By Tara McKenna
Sell all your things, ditch the mortgage, move to a tiny home, and then, finally, you become a minimalist. Right? Wrong.
At least, it doesn’t have to be that way for you if you don’t want that version of minimalism.
Minimalism is what you make of the lifestyle. Maybe for you, minimalism is decluttering until you only have 100 items in your possession. Maybe for you, minimalism is living in a tiny home with no mortgage.
Tiny living with only a few items to your name isn’t for everyone. But just because you don’t want to live that version of the lifestyle doesn’t mean you can’t be a minimalist.
Minimalism is about focusing on the things you value you most and removing everything else. It’s about removing the extraneous, as defined by you.
So, perhaps having a big home makes sense for you because you love to entertain and host a lot of people regularly, or maybe you have multiple generations living in your household. You shouldn’t have to fret about a owning a bigger home or having a mortgage if that’s your version of living a good life.
The more important question is, do you truly want a bigger home? Whatever you invest your energy and time into, it’s good to ask yourself, “Do I want this in my life?” That’s the real question.
If the answer is no, then let it go. Living with less is always the more eco-friendly option, simply choose which version of less works for you.
An issue I see in the discussions on minimalism and living a mortgage-free life in a tiny home is that it misses other opportunities that people not otherwise consider. Let me share my personal story on this.
My husband and I are real estate investors, so we have multiple properties with multiple mortgages.

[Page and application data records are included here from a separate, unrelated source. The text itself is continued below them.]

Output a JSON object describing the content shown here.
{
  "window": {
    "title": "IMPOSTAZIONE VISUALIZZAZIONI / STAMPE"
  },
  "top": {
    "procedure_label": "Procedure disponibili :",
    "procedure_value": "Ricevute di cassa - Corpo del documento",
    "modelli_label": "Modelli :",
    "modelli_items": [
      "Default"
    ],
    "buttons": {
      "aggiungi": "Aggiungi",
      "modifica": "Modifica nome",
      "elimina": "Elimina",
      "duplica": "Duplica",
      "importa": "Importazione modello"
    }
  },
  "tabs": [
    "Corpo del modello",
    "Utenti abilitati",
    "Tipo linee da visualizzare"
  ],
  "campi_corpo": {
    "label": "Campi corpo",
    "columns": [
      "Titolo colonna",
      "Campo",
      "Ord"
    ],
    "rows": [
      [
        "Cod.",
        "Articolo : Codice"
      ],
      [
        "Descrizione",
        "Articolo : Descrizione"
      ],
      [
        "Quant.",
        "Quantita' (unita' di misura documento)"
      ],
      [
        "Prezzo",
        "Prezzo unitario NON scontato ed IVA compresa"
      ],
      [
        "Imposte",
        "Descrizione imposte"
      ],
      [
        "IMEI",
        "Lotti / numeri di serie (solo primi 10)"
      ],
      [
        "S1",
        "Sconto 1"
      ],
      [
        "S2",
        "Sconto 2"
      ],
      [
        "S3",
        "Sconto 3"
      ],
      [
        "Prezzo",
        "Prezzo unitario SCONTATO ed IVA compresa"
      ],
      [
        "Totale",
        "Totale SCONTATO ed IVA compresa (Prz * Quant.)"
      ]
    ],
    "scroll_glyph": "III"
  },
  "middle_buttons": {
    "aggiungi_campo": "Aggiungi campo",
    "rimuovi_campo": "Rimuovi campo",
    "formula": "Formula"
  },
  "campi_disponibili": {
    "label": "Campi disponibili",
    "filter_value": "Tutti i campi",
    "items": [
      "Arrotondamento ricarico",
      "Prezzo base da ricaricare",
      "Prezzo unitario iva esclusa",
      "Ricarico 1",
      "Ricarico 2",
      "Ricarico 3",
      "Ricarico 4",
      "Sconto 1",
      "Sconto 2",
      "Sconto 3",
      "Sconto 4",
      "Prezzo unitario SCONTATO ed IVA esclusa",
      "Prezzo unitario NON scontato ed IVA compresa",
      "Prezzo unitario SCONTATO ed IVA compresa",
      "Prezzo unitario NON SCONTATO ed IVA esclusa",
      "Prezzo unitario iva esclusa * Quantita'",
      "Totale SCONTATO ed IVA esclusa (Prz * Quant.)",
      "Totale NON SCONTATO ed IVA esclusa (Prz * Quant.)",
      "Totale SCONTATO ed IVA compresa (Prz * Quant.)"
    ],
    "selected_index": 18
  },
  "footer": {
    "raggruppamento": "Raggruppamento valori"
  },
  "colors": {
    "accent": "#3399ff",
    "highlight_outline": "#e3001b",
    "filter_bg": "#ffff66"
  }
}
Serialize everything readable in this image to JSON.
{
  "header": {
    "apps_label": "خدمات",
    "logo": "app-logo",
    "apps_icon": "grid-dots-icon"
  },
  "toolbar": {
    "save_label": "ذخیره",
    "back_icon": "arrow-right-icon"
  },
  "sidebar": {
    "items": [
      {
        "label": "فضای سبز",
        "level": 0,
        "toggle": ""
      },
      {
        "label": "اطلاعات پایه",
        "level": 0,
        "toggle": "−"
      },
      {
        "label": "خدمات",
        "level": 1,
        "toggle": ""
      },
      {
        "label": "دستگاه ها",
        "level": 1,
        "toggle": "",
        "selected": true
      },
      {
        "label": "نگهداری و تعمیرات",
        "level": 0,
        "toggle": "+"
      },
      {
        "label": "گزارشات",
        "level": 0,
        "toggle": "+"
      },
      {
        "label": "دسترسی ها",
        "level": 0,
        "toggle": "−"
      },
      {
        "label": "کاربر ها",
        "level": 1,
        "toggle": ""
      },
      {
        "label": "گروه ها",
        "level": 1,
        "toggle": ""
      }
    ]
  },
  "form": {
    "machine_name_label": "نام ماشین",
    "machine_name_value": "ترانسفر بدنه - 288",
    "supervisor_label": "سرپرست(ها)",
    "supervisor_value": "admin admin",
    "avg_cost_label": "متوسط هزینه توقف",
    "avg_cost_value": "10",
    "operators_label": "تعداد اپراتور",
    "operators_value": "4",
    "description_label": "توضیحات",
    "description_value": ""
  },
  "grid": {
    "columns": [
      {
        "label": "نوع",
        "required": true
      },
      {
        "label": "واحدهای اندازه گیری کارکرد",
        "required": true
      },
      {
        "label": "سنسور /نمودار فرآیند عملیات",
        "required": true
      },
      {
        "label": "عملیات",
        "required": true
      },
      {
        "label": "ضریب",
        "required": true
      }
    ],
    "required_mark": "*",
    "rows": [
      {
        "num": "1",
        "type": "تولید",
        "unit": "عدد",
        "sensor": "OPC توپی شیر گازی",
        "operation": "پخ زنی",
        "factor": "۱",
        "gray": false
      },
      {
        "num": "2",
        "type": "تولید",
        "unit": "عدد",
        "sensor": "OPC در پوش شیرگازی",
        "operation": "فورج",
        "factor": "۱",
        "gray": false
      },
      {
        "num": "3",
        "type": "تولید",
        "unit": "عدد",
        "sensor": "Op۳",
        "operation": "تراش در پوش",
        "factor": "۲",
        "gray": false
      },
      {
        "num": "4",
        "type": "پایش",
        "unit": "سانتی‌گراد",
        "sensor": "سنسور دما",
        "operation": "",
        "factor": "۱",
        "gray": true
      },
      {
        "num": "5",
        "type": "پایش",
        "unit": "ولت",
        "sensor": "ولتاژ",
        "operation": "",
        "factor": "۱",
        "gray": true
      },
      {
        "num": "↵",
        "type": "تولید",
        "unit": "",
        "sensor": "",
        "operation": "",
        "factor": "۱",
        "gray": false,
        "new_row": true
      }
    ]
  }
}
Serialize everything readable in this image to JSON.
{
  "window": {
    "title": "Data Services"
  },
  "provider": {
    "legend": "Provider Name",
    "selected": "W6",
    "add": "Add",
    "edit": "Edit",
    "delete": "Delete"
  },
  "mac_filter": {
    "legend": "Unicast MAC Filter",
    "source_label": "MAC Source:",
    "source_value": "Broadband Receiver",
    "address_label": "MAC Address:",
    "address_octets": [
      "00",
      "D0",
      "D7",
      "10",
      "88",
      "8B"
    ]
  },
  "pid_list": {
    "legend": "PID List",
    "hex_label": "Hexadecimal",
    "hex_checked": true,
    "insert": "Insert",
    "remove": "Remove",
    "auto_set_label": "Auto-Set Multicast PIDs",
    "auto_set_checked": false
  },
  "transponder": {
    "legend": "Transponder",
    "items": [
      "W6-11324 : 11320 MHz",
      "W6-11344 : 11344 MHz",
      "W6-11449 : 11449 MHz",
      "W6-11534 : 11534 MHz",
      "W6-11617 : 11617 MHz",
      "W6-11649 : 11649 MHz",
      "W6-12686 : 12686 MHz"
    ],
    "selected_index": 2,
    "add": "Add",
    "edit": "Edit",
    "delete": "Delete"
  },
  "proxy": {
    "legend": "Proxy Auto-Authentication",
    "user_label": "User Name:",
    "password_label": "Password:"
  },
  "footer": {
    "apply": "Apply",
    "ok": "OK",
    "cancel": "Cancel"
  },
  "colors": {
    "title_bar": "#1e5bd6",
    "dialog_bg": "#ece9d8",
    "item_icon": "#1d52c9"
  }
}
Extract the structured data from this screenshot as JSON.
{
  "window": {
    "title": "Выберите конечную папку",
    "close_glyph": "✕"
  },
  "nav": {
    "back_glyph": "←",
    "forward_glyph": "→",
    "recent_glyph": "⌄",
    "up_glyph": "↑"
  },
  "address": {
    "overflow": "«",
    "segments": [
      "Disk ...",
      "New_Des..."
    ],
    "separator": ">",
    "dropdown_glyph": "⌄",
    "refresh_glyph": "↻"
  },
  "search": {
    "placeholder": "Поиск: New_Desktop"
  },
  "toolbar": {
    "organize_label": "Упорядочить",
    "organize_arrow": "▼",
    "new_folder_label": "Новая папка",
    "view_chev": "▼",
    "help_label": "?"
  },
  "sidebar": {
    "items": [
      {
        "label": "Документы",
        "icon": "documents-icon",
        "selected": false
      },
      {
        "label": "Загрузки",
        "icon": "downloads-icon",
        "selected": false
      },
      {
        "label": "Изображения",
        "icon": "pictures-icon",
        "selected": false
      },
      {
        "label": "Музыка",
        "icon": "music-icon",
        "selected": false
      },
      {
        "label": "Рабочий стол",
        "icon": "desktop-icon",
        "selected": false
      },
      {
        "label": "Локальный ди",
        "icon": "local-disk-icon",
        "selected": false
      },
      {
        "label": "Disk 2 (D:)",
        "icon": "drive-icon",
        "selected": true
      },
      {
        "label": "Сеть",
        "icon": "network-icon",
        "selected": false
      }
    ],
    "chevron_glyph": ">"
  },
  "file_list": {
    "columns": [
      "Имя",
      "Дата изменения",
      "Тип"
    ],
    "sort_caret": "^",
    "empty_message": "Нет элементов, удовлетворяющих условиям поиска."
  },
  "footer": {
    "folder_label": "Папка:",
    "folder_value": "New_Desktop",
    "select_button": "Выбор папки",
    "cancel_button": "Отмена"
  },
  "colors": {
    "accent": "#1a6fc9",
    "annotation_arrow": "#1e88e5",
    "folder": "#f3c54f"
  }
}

We rent out our properties (including a basement apartment in our own home) and we do this because it’s giving us the opportunity to build wealth to have more freedom and options in life. For us, that’s the good life!
That certainly doesn’t appeal to everyone; not everyone wants to manage multiple mortgages, properties, and tenants. I get that. However, what people see as “debt” – our mortgages – are actually income producing assets (cue the book Rich Dad, Poor Dad by Robert Kiyosaki).
We don’t like debt and because of that, we don’t have consumer debt. The issue of whether mortgage debt is good debt or bad debt is up for debate, but for us, we use mortgages as a tool for building wealth. That’s not everyone, but it is for us.
So, getting back to the point here. If I followed the common ideals of the minimalist lifestyle, it might point me away from the direction of real estate investing because having multiple properties and mortgages and tenants and all the things that come with that responsibility isn’t “minimalist”.
For me, minimalism is about other things. I don’t like clutter. I like buying less but better-quality products. I don’t like unnecessary duplicates. I do like to simplify my life. I love spending time with family more than shopping (it's what I value more, so I spend more energy where it counts).
I get to decide, and so do you, what minimalism looks like for ourselves. And it certainly doesn't have to be perfect.
In the words of Mark Manson, we have to decide what kind of sh*t sandwich we want to eat. What are you willing to tolerate? And again, let go of the rest.
For us, we want to build a real estate investing portfolio. That’s, perhaps, our “sh*t sandwich” – lol. What’s yours?
Define minimalism for yourself. It may be a tiny home, it may not be. It may require a mortgage, it may not. You may have less than 100 items to your name, or maybe you don’t.
You don’t have to live tiny to be a minimalist. Define minimalism for yourself, and make it work for your life! And have fun with it. You may find The Declutter Workbook helpful!
Living with less, whatever that looks like for you, is always the more eco-friendly choice.